Task goal – Your task is to copy each line of the records that includes the string "Link".

Data for the task –

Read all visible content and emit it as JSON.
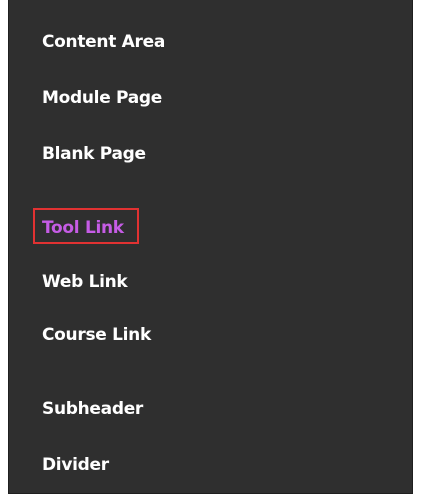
{
  "menu": {
    "items": [
      {
        "label": "Content Area"
      },
      {
        "label": "Module Page"
      },
      {
        "label": "Blank Page"
      },
      {
        "label": "Tool Link"
      },
      {
        "label": "Web Link"
      },
      {
        "label": "Course Link"
      },
      {
        "label": "Subheader"
      },
      {
        "label": "Divider"
      }
    ]
  },
  "colors": {
    "menu_background": "#2f2f2f",
    "item_text": "#ffffff",
    "active_item_text": "#c65ce6",
    "highlight_box": "#e13232"
  }
}
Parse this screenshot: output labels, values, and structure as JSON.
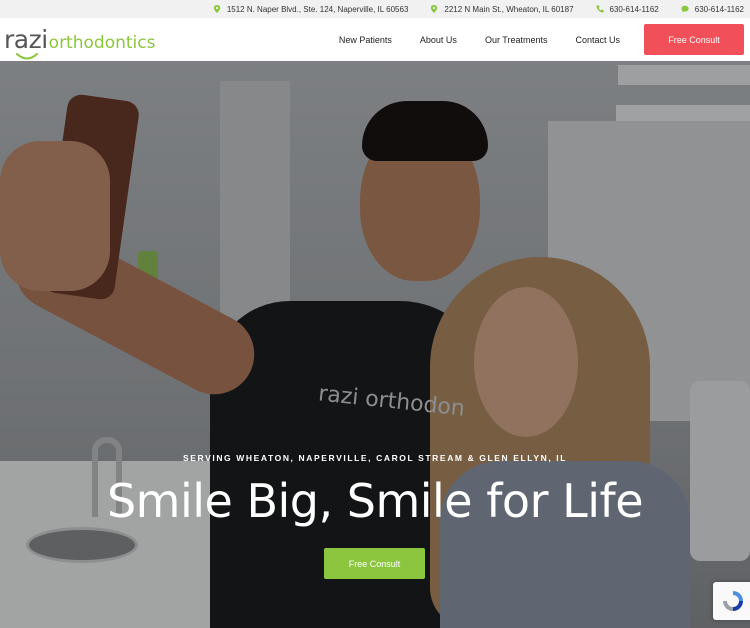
{
  "topbar": {
    "locations": [
      {
        "icon": "map-pin-icon",
        "text": "1512 N. Naper Blvd., Ste. 124, Naperville, IL 60563"
      },
      {
        "icon": "map-pin-icon",
        "text": "2212 N Main St., Wheaton, IL 60187"
      }
    ],
    "phone": {
      "icon": "phone-icon",
      "text": "630-614-1162"
    },
    "sms": {
      "icon": "chat-bubble-icon",
      "text": "630-614-1162"
    },
    "icon_color": "#8cc63f"
  },
  "header": {
    "logo": {
      "word1": "razi",
      "word2": "orthodontics"
    },
    "nav": [
      "New Patients",
      "About Us",
      "Our Treatments",
      "Contact Us"
    ],
    "cta": "Free Consult",
    "cta_color": "#f25058"
  },
  "hero": {
    "tagline": "SERVING WHEATON, NAPERVILLE, CAROL STREAM & GLEN ELLYN, IL",
    "headline": "Smile Big, Smile for Life",
    "cta": "Free Consult",
    "cta_color": "#8cc63f",
    "shirt_logo": "razi orthodon"
  }
}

Output of the exercise –
        "label": "Tool Link"
        "label": "Web Link"
        "label": "Course Link"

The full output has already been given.